Once your child knows how to do something, it is time to set some rules and expectations. Explain when the task needs to be done. Explain if you will be giving reminders or not. Explain the consequences that will follow if the task is not done. Make sure your child is clear on these rules. Going with my lunch example, if Brayden doesn’t pack his lunch, he can eat the lunch the school provides–even if it is chili.
You can have rules for the order things are done in–like maybe homework is done first thing after school. We have expectation that our children will clean up after themselves. We also have a rule that everyone cleans no matter who made the mess.
For help with appropriate chore expectations, see these posts:
Give an Instruction and Walk Away

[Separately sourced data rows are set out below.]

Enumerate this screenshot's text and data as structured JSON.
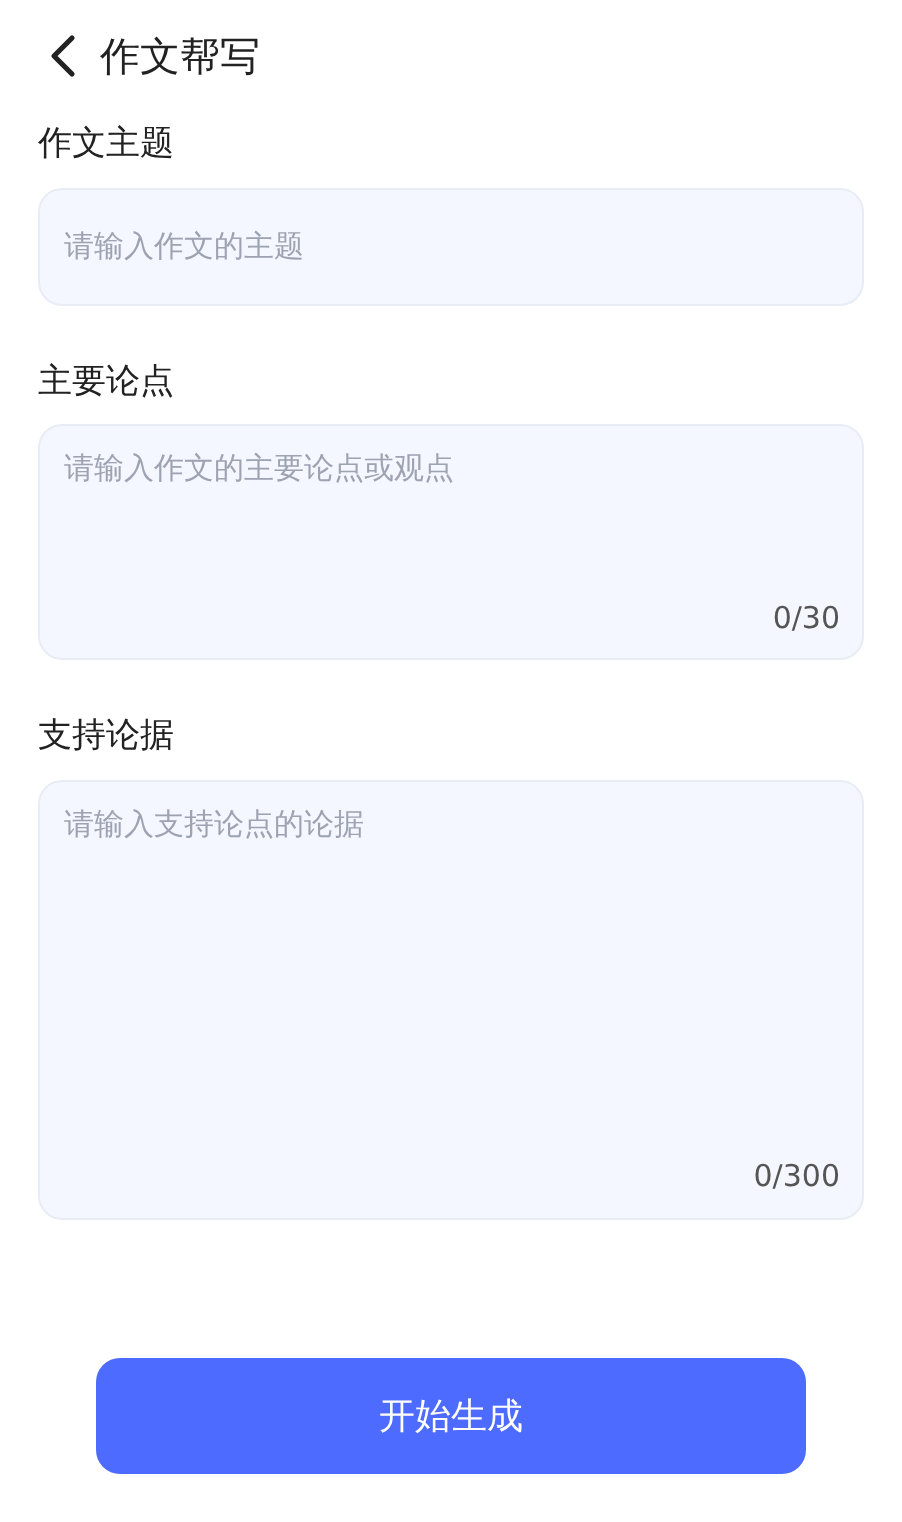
{
  "header": {
    "title": "作文帮写"
  },
  "fields": [
    {
      "kind": "line",
      "label": "作文主题",
      "placeholder": "请输入作文的主题"
    },
    {
      "kind": "box",
      "label": "主要论点",
      "placeholder": "请输入作文的主要论点或观点",
      "counter": "0/30"
    },
    {
      "kind": "tallbox",
      "label": "支持论据",
      "placeholder": "请输入支持论点的论据",
      "counter": "0/300"
    }
  ],
  "button": {
    "label": "开始生成"
  }
}
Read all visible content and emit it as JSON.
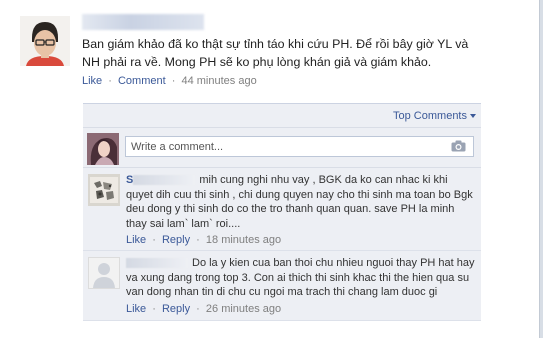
{
  "post": {
    "author": "",
    "text": "Ban giám khảo đã ko thật sự tỉnh táo khi cứu PH. Để rồi bây giờ YL và NH phải ra về. Mong PH sẽ ko phụ lòng khán giả và giám khảo.",
    "like_label": "Like",
    "separator": "·",
    "comment_label": "Comment",
    "timestamp": "44 minutes ago"
  },
  "comments_panel": {
    "sort_label": "Top Comments",
    "write_placeholder": "Write a comment...",
    "items": [
      {
        "author": "S",
        "text": "mih cung nghi nhu vay , BGK da ko can nhac ki khi quyet dih cuu thi sinh , chi dung quyen nay cho thi sinh ma toan bo Bgk deu dong y thi sinh do co the tro thanh quan quan. save PH la minh thay sai lam` lam` roi....",
        "like_label": "Like",
        "reply_label": "Reply",
        "timestamp": "18 minutes ago"
      },
      {
        "author": "",
        "text": "Do la y kien cua ban thoi chu nhieu nguoi thay PH hat hay va xung dang trong top 3. Con ai thich thi sinh khac thi the hien qua su van dong nhan tin di chu cu ngoi ma trach thi chang lam duoc gi",
        "like_label": "Like",
        "reply_label": "Reply",
        "timestamp": "26 minutes ago"
      }
    ]
  },
  "colors": {
    "link": "#3b5998",
    "panel_bg": "#edeff4",
    "meta_gray": "#7f7f7f"
  },
  "icons": {
    "camera": "camera-icon",
    "caret": "caret-down-icon"
  }
}
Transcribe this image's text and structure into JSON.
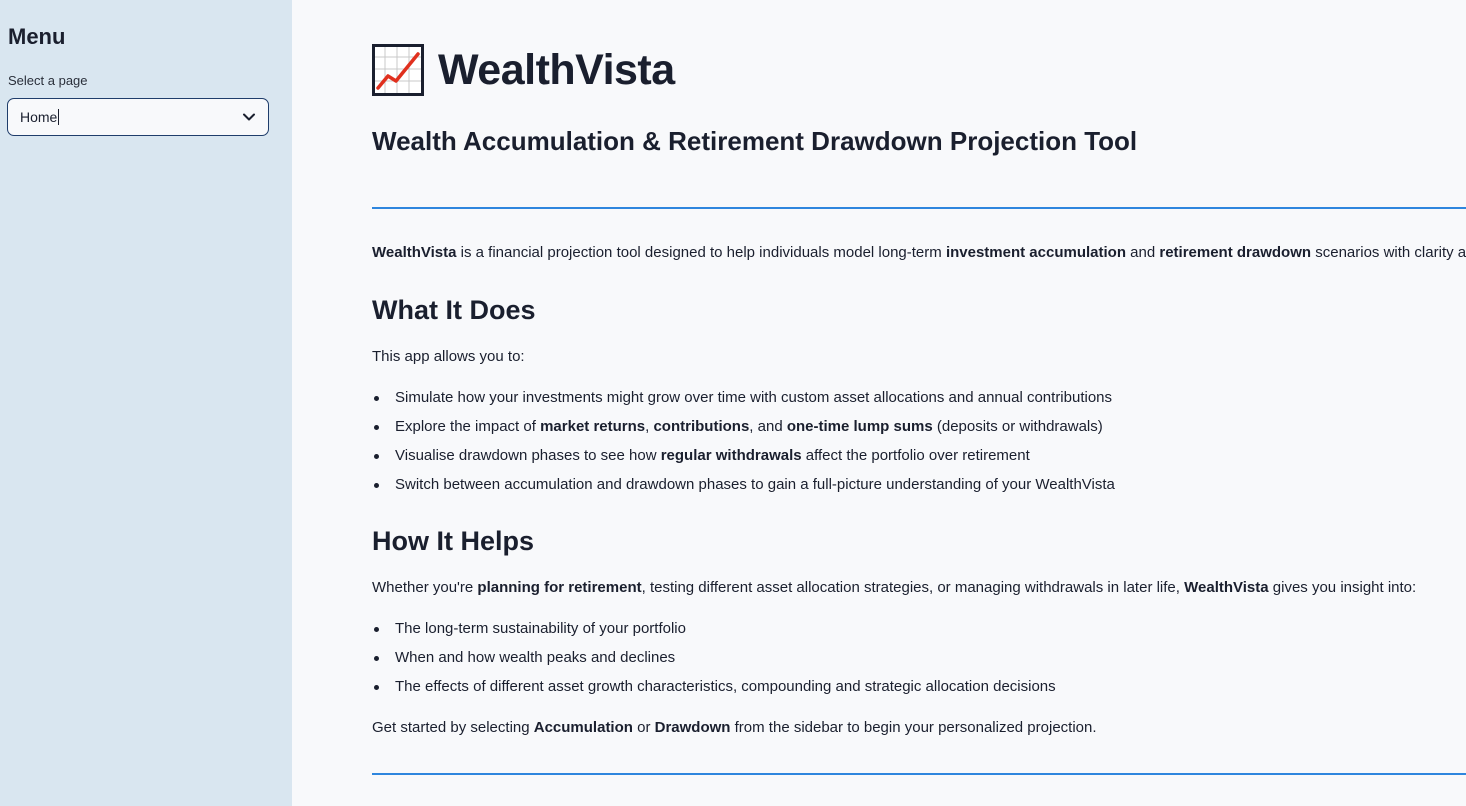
{
  "sidebar": {
    "title": "Menu",
    "select_label": "Select a page",
    "select_value": "Home"
  },
  "main": {
    "app_title": "WealthVista",
    "title_icon": "chart-increasing-icon",
    "subtitle": "Wealth Accumulation & Retirement Drawdown Projection Tool",
    "intro": {
      "p1": "WealthVista",
      "p2": " is a financial projection tool designed to help individuals model long-term ",
      "p3": "investment accumulation",
      "p4": " and ",
      "p5": "retirement drawdown",
      "p6": " scenarios with clarity an"
    },
    "what": {
      "heading": "What It Does",
      "lead": "This app allows you to:",
      "b1": "Simulate how your investments might grow over time with custom asset allocations and annual contributions",
      "b2": {
        "t1": "Explore the impact of ",
        "t2": "market returns",
        "t3": ", ",
        "t4": "contributions",
        "t5": ", and ",
        "t6": "one-time lump sums",
        "t7": " (deposits or withdrawals)"
      },
      "b3": {
        "t1": "Visualise drawdown phases to see how ",
        "t2": "regular withdrawals",
        "t3": " affect the portfolio over retirement"
      },
      "b4": "Switch between accumulation and drawdown phases to gain a full-picture understanding of your WealthVista"
    },
    "how": {
      "heading": "How It Helps",
      "lead": {
        "t1": "Whether you're ",
        "t2": "planning for retirement",
        "t3": ", testing different asset allocation strategies, or managing withdrawals in later life, ",
        "t4": "WealthVista",
        "t5": " gives you insight into:"
      },
      "b1": "The long-term sustainability of your portfolio",
      "b2": "When and how wealth peaks and declines",
      "b3": "The effects of different asset growth characteristics, compounding and strategic allocation decisions",
      "closing": {
        "t1": "Get started by selecting ",
        "t2": "Accumulation",
        "t3": " or ",
        "t4": "Drawdown",
        "t5": " from the sidebar to begin your personalized projection."
      }
    }
  },
  "colors": {
    "sidebar_bg": "#d9e6f0",
    "main_bg": "#f8f9fb",
    "accent_rule": "#2e86de",
    "text": "#1a1f2e"
  }
}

A lot of times we impede our children’s progress by getting impatient and doing the task for our child. When you give your child an instruction, walk away so your child can do it. If you tell your child to get shoes on, walk away and do something else that needs to be done in order to leave. Don’t stand there for five seconds (or even five minutes) and then get impatient and start to do it for your child. A good strategy is to tell your child to do something much sooner than you need it done. Another good idea is to do something to busy yourself while your child works on it. If you need to leave the house by 8:50, tell your child to get her shoes on at 8:40 or even 8:30 if needed, not 8:48. A new learner needs plenty of time.

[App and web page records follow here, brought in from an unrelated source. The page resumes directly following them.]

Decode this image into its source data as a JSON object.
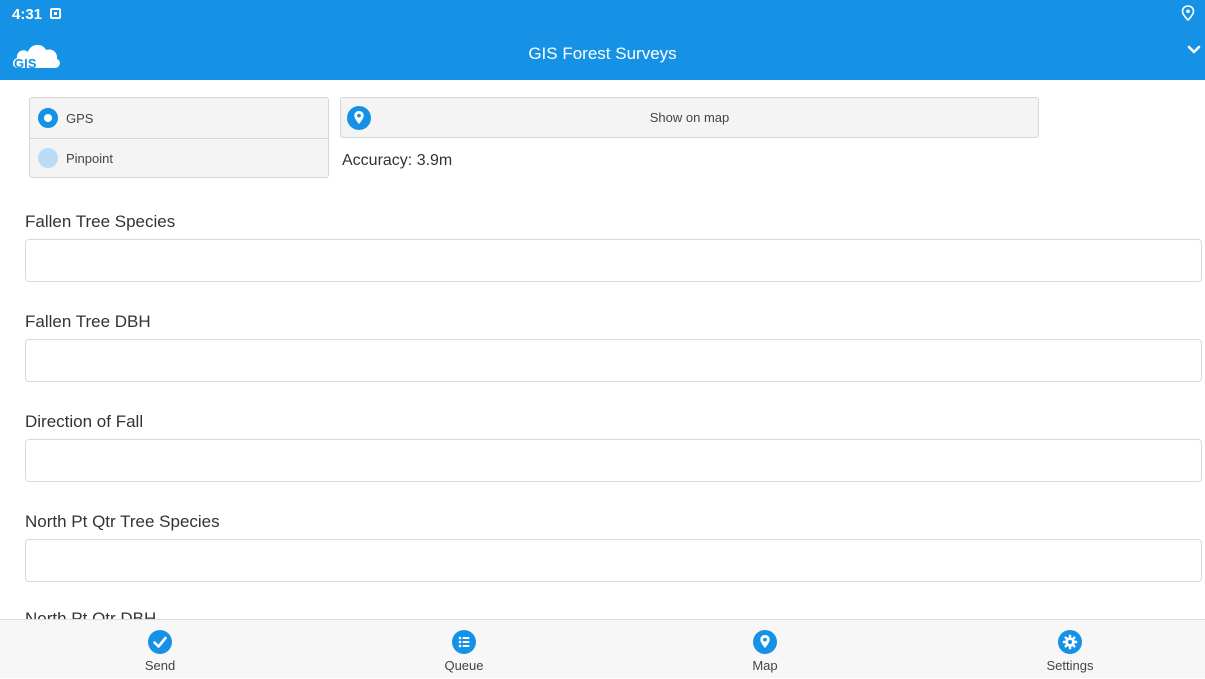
{
  "status_bar": {
    "time": "4:31"
  },
  "header": {
    "logo_text": "GIS",
    "title": "GIS Forest Surveys"
  },
  "location": {
    "modes": [
      {
        "label": "GPS",
        "selected": true
      },
      {
        "label": "Pinpoint",
        "selected": false
      }
    ],
    "show_on_map_label": "Show on map",
    "accuracy": "Accuracy: 3.9m"
  },
  "fields": [
    {
      "label": "Fallen Tree Species",
      "value": ""
    },
    {
      "label": "Fallen Tree DBH",
      "value": ""
    },
    {
      "label": "Direction of Fall",
      "value": ""
    },
    {
      "label": "North Pt Qtr Tree Species",
      "value": ""
    },
    {
      "label": "North Pt Qtr DBH",
      "value": ""
    }
  ],
  "bottom_nav": [
    {
      "label": "Send",
      "icon": "check-icon"
    },
    {
      "label": "Queue",
      "icon": "list-icon"
    },
    {
      "label": "Map",
      "icon": "map-pin-icon"
    },
    {
      "label": "Settings",
      "icon": "gear-icon"
    }
  ],
  "colors": {
    "accent": "#1592e6",
    "radio_off": "#b7dcf3"
  }
}
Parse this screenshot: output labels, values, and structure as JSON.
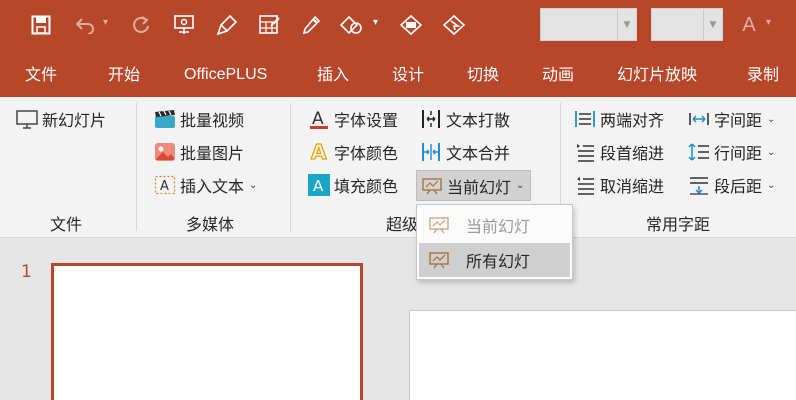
{
  "quick_access": {
    "icons": [
      "save-icon",
      "undo-icon",
      "redo-icon",
      "presenter-icon",
      "format-painter-icon",
      "table-icon",
      "eyedropper-icon",
      "shapes-icon",
      "slide-arrange-icon",
      "slide-select-icon",
      "font-color-icon"
    ],
    "font_combo_value": "",
    "size_combo_value": ""
  },
  "tabs": [
    "文件",
    "开始",
    "OfficePLUS",
    "插入",
    "设计",
    "切换",
    "动画",
    "幻灯片放映",
    "录制"
  ],
  "ribbon": {
    "file_group": {
      "new_slide": "新幻灯片",
      "label": "文件"
    },
    "media_group": {
      "batch_video": "批量视频",
      "batch_image": "批量图片",
      "insert_text": "插入文本",
      "label": "多媒体"
    },
    "text_group": {
      "font_settings": "字体设置",
      "font_color": "字体颜色",
      "fill_color": "填充颜色",
      "text_split": "文本打散",
      "text_merge": "文本合并",
      "current_slide": "当前幻灯",
      "label": "超级"
    },
    "para_group": {
      "justify": "两端对齐",
      "char_spacing": "字间距",
      "first_indent": "段首缩进",
      "line_spacing": "行间距",
      "cancel_indent": "取消缩进",
      "para_after": "段后距",
      "label": "常用字距"
    }
  },
  "dropdown": {
    "items": [
      "当前幻灯",
      "所有幻灯"
    ]
  },
  "slides": {
    "thumb_number": "1"
  },
  "colors": {
    "accent": "#b7472a",
    "ribbon_bg": "#f3f3f3",
    "workspace_bg": "#e6e6e6"
  }
}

Always remember, doing things for your child might seem really nice, but it can actually be harmful in the long run. It is such a benefit to your child to learn life skills and be able to take care of himself. I think it is fine to do some things for our children that they can do for themselves at times. My husband often helps Brayden with a portion of his lunch each day. There is nothing inherently wrong with making lunch for your child. It can be a display of love and service from you. Just be sure your child is learning the skills associated with the task you are doing in some other way (in our example, Brayden helps make dinner at other times).
Start by Helping with Charts/Cards/etc.
We all need reminders, and it is fun and helpful to give your child a way to keep track of what needs to be done. I find when starting a new responsibility, these things are necessary, but as the child gets use to it, it is no longer needed. When we started having Brayden make his own lunch, I made an instruction list he could refer to each day. Today, he doesn’t need to use it, but initially, it helped him make sure he had everything he needed for his lunch. I have some posts on chore charts and such:
Have Consequences When The Child Doesn’t Follow Through
A concept I love from the Parenting with Love and Logic book is to keep in mind that stakes are low when your child is young. This means that today, Brayden having to eat school lunch isn’t a huge deal. He might not like what is made that day, but he will surely survive. He will also likely not forget to make his lunch another day. He might be hungry, but life will go on. It is better to learn these lessons now while he is young and the consequences won’t have a long-term negative impact on his life than in 20 years when he is an adult and his stakes are higher.
Logical consequences are often effective for things your child is supposed to take care of himself. You can also remove privileges as a consequence. If you have a rule that there is no TV time until homework is done, if your child decides to watch TV first, you might take away TV time for a week.
Help Child Solve Own Problems
When your child comes to you with a problem that needs to be solved, don’t just solve it for him. Help him learn wisdom. Talk him through it. Ask him some ways he could fix it. Stay calm and help him think it through. Do a brainstorming session. Once you have talked about options, ask your child which option he wants to do. Doing this helps your child become self-sufficient. Your child will be able to do the process on his own before long.
Believe in Your Child
There is huge power in believing your child can do things. Have confidence in your child and trust your child to follow through.
For more on this topic, see: